Or blame the decision to cast Charlie Sheen — a noted 9/11 truther — as the film’s star. A curious move, one might say.
Whatever the reason for the blowback, this intimate disaster drama — depicting the saga of five people trapped on a World Trade Center elevator during 9/11 — has already been scourged from one end of the internet to the other. Seems that our popular culture — at least the slice of it prone to internet rants — isn’t particularly interested in 9/11′s band of fictional heroes.
Which is just fine. After all, as terrible as the tragedy was, the real events of September 11, 2001 gave us plenty of real heroes to consider.
Tom Rinaldi chronicled one in his book The Red Bandanna: A Life, A Choice, A Legacy. It’s the story of Welles Crowther, and the book takes its name from the red bandanna Welles always carried with him — even as a buttoned-down equities trader working in the World Trade Center’s South Tower.
Welles saw his father wrap a comb in a bandanna before they went to church. When Welles was 6, his dad gave him his first red bandanna — explaining that a white handkerchief was “for show,” the red bandanna “for blow.” From then on, Welles carried a red bandanna everywhere, tying it around his head while playing lacrosse for Boston College.
And during 9/11, when most everyone in the South Tower was moving down the stairs, Welles was moving back up — a red bandanna covering his nose and mouth to stave off smoke as he searched for people who needed help.
Some say that Welles helped rescue as many as 18 people that morning, but the 24-year-old couldn’t save himself. His body was later found among those of several firefighters. You can watch ESPN’s moving documentary on Welles on YouTube.

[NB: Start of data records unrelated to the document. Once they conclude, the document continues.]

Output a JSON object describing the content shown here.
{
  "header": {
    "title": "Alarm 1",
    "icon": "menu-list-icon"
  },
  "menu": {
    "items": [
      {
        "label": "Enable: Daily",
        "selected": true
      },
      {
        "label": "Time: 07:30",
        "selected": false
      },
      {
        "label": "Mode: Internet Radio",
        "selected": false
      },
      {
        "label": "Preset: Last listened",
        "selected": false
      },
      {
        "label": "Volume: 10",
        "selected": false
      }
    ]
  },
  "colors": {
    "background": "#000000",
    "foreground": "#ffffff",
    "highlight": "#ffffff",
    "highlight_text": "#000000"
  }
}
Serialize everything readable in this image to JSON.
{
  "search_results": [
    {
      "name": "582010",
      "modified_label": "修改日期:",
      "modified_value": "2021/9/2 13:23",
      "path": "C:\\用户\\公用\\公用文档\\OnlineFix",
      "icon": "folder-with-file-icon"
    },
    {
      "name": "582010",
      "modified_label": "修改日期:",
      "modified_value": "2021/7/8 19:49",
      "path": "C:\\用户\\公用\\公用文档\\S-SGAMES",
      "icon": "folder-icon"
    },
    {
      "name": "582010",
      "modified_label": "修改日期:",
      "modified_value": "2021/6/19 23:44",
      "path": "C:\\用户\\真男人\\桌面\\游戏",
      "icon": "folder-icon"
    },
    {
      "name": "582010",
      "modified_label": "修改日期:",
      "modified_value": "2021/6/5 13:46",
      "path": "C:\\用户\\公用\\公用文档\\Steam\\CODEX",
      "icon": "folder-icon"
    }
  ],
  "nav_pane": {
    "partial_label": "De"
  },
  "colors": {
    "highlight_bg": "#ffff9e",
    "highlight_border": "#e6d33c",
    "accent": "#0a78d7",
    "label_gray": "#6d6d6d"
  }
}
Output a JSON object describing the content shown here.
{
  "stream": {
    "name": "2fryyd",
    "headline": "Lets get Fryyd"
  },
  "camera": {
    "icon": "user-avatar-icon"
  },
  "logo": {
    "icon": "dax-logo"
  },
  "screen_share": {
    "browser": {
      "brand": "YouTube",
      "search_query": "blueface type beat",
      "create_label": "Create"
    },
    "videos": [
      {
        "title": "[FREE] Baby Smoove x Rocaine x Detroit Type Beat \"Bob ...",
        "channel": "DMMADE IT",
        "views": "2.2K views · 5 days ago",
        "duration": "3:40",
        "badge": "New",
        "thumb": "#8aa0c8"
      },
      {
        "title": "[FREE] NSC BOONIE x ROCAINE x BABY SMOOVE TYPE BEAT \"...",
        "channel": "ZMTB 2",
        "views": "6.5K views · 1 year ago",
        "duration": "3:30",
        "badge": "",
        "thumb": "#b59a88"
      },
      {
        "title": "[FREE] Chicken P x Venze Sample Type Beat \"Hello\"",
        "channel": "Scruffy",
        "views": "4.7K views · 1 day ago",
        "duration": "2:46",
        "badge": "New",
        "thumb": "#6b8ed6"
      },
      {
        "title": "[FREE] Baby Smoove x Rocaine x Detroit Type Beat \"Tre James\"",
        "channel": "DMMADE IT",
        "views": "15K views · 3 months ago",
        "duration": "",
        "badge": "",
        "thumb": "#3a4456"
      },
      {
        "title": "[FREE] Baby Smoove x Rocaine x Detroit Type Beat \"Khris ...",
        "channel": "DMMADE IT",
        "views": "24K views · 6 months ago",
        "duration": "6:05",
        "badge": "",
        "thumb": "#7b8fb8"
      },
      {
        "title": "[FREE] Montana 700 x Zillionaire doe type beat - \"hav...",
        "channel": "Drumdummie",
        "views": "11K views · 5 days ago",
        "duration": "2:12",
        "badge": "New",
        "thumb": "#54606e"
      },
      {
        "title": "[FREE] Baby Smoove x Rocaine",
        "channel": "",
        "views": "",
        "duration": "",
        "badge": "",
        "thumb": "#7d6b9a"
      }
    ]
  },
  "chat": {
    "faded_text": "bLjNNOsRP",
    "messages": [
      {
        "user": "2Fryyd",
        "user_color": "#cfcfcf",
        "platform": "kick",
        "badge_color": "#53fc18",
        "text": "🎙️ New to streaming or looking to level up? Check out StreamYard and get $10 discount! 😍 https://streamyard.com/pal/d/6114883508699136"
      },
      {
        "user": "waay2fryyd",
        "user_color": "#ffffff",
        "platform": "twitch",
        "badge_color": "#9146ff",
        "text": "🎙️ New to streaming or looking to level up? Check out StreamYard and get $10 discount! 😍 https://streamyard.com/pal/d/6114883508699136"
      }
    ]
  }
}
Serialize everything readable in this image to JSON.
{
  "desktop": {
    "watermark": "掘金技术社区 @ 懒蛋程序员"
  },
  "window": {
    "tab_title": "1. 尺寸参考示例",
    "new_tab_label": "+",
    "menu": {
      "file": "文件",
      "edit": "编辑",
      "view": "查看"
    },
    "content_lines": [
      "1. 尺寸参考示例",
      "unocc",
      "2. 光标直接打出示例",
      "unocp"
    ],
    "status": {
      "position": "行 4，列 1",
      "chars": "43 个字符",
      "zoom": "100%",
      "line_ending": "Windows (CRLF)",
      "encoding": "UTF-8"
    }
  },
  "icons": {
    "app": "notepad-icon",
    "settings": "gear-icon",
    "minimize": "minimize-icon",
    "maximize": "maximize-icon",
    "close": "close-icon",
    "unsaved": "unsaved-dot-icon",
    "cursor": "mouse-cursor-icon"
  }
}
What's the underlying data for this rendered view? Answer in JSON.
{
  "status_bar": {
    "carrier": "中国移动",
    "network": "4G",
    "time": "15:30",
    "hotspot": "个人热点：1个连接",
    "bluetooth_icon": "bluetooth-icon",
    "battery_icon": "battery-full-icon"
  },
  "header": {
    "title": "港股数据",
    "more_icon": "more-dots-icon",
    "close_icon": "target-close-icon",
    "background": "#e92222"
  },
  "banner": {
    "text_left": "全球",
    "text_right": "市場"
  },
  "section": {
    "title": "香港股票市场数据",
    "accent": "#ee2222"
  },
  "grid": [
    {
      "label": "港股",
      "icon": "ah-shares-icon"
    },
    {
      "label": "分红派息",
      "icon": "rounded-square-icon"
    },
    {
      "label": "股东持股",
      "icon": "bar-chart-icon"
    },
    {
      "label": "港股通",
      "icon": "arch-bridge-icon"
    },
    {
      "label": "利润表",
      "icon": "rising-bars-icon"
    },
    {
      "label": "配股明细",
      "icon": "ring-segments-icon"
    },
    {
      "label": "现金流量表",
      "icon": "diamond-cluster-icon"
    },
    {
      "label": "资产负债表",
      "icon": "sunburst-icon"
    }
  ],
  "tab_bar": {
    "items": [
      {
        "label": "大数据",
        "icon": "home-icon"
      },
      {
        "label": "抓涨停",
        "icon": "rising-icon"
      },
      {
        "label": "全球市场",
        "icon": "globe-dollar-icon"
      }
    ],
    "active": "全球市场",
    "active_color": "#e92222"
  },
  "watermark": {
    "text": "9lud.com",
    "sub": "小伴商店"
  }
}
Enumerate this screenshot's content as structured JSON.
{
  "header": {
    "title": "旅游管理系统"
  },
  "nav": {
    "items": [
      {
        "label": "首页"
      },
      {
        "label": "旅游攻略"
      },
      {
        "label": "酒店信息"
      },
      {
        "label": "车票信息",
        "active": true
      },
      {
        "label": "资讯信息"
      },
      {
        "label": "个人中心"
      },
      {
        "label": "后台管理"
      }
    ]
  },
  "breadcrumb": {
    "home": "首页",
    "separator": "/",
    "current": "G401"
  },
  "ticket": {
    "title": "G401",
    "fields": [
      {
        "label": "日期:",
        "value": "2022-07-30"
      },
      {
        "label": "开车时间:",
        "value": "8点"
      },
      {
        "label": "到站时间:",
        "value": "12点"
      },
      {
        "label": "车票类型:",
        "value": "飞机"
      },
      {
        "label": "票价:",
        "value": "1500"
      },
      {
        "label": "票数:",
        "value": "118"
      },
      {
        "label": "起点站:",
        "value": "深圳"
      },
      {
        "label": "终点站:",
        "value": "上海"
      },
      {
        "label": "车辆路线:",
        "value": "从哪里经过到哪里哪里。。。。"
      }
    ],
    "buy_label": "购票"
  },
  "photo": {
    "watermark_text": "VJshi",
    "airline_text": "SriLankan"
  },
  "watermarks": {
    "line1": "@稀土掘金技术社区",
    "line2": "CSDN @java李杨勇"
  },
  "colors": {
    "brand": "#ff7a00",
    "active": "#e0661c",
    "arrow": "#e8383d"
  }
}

When the North Tower was hit, the Port Authority told folks in the South Tower to stay put. Rick Rescorla, who’d earned a Silver Star in Vietnam, was head of corporate security for Morgan Stanley in the South Tower: He decided to order an evacuation anyway, and his quick decision saved the lives of more than 2,700 people. During the evacuation, according to The Washington Post, Rescorla sang “God Bless America” and “Men of Harlech” over a bullhorn, encouraging evacuees to stay calm. He died that day looking for survivors. He was last seen on the tenth floor.